(Excerpts from an interface dataset)
◇ ◇ ◇
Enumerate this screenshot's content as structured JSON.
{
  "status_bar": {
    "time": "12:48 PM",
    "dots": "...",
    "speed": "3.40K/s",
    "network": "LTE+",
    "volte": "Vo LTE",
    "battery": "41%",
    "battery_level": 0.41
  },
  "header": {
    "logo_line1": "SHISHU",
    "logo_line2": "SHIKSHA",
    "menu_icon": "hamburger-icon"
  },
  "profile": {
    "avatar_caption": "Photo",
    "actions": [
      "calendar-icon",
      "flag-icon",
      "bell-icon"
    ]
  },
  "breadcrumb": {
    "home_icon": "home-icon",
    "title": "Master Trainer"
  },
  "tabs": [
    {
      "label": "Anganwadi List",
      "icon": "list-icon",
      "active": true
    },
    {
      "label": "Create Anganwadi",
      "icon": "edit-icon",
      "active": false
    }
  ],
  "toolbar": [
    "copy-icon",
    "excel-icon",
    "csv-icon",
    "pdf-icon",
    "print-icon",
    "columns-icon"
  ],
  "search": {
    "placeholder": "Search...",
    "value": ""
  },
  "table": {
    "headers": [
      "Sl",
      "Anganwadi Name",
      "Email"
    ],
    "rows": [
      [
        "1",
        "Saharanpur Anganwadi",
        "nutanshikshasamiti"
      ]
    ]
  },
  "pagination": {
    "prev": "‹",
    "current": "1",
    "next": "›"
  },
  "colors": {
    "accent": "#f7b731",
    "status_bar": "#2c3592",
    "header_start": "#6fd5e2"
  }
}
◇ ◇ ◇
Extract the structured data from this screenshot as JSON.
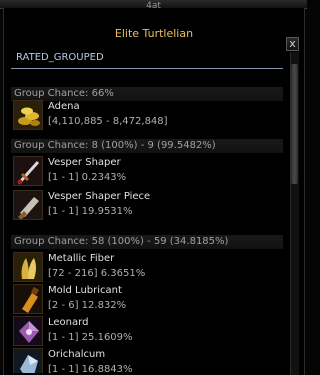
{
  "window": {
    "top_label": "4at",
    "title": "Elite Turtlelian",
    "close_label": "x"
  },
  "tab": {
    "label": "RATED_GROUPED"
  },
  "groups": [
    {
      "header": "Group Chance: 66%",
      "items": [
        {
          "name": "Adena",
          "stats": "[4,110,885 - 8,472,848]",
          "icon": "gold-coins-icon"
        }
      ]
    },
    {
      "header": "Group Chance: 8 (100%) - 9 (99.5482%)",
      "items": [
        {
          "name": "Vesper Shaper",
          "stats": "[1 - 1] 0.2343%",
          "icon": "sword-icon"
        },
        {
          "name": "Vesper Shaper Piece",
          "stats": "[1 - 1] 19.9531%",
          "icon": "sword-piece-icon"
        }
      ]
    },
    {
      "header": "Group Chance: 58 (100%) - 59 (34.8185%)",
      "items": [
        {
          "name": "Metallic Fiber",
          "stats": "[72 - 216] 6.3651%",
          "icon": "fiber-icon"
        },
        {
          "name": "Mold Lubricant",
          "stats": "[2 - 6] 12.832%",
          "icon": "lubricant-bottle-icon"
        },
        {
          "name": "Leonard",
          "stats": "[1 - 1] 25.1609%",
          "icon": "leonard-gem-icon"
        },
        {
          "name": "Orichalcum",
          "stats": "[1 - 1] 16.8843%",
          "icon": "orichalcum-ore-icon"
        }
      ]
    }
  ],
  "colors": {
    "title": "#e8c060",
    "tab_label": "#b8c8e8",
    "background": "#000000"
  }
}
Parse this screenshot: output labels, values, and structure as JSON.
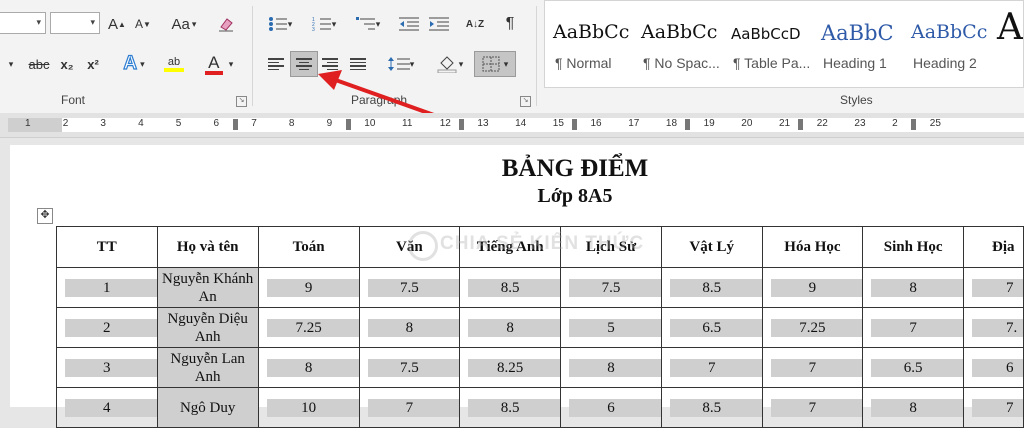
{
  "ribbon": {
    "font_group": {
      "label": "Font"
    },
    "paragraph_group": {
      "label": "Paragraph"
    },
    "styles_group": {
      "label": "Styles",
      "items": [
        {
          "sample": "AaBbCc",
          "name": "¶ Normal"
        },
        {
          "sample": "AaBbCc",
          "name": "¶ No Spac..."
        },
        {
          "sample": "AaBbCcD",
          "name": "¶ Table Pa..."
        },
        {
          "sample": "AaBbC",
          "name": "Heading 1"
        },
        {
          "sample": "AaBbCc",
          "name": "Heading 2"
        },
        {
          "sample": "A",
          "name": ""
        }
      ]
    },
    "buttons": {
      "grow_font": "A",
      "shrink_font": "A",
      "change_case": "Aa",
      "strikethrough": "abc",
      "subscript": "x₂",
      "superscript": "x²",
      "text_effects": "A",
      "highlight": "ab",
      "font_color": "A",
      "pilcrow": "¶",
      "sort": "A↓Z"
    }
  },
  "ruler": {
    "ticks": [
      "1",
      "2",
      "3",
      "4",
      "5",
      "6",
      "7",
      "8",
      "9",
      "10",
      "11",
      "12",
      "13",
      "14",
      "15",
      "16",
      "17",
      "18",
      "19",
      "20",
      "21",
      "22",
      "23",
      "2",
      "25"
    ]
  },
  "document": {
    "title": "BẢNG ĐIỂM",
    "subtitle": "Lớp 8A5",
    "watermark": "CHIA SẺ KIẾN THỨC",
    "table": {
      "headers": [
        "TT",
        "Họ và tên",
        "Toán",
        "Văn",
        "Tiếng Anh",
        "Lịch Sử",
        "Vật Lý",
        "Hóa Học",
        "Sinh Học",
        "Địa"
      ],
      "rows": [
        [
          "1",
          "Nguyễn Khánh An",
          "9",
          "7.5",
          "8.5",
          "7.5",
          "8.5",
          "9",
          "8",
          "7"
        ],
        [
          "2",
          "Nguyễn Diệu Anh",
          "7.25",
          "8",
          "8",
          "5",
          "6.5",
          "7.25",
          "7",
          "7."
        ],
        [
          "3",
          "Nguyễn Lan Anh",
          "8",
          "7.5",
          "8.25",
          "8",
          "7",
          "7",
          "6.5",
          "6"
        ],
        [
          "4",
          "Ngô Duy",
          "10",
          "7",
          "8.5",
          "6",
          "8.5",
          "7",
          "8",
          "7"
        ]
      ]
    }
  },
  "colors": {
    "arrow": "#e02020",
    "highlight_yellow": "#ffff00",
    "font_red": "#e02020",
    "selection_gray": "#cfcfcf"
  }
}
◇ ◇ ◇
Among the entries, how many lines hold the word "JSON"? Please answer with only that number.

[Your solution]: 3